The calcium-binding protein S100B is produced primarily by astrocytes and exerts concentration-dependent paracrine and autocrine effects on neurons and glia. The numerous findings of a correlation between S100B and traumatic brain injury (TBI) have resulted in the employment of this protein as a clinical biomarker for such injury. Our present aim was to determine whether cycling with (V) or without (NV) vibration alters serum concentrations of S100B. Twelve healthy, male non-smokers (age: 25.3±1.6 yrs, body mass: 74.2±5.9 kg, body height: 181.0±3.7 cm, VO2peak: 56.9±5.1 ml·min(-1)·kg(-1) (means ± SD)) completed in random order two separate trials to exhaustion on a vibrating bicycle (amplitude 4 mm and frequency 20 Hz) connected to an ergometer. The initial workload of 100 W was elevated by 50 W every 5 min and the mean maximal period of exercise was 25:27±1:30 min.
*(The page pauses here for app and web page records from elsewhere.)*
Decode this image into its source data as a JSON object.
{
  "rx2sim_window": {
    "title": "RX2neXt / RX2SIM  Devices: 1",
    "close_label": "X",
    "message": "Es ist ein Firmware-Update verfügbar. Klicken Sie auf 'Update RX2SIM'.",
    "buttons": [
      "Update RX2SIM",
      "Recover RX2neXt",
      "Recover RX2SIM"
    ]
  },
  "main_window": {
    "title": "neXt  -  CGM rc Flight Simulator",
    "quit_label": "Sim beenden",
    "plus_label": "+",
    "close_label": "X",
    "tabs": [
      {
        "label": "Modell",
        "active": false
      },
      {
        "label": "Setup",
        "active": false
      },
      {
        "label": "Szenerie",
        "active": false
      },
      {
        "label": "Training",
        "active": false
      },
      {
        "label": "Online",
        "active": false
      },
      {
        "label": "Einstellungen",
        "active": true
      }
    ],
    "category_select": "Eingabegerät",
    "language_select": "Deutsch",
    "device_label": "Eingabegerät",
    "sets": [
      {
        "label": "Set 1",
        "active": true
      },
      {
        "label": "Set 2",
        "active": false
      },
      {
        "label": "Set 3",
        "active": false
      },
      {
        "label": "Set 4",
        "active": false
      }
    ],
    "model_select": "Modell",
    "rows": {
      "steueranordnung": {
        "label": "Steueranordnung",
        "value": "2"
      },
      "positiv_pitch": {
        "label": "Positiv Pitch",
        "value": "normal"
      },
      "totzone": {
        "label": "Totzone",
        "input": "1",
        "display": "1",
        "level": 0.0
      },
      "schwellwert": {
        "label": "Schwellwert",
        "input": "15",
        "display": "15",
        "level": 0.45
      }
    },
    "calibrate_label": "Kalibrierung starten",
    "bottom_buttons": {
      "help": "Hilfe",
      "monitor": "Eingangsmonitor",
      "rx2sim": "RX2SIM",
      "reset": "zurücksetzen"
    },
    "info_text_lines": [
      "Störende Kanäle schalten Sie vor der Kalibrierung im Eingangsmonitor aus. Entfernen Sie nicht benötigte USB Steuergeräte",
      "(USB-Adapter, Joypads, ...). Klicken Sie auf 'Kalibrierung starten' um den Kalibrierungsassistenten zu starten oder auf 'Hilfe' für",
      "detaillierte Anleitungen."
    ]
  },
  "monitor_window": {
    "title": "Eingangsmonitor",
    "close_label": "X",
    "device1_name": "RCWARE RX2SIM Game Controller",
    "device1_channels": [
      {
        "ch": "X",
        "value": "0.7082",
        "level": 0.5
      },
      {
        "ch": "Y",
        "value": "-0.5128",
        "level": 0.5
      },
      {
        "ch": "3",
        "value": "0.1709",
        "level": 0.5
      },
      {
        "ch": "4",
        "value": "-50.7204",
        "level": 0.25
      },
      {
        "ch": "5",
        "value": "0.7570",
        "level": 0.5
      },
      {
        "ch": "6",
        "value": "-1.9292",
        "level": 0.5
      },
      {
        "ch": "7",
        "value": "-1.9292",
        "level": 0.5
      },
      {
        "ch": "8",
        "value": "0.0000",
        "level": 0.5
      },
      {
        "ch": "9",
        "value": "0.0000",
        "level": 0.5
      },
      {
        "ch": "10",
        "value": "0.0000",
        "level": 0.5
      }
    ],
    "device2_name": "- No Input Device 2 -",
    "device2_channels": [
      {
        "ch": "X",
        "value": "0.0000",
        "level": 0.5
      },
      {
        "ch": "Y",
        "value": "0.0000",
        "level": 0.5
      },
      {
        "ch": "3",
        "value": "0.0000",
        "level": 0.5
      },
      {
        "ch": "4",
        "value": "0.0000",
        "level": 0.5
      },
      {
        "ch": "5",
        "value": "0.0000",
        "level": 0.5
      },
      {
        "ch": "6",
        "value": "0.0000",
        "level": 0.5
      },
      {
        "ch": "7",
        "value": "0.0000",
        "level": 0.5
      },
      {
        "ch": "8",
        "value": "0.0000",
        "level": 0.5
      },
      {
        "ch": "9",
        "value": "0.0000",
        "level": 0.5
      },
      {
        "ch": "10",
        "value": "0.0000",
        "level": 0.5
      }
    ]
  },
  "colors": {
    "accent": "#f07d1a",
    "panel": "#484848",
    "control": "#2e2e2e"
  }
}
The S100B in venous blood taken at rest, immediately after the test, and 30, 60 and 240 min post-exercise exhibited no significant differences (p>0.05), suggesting that cycling with and without vibration does not influence this parameter.
Keywords: biomarker; endurance; hormone; neurotrophin; serum.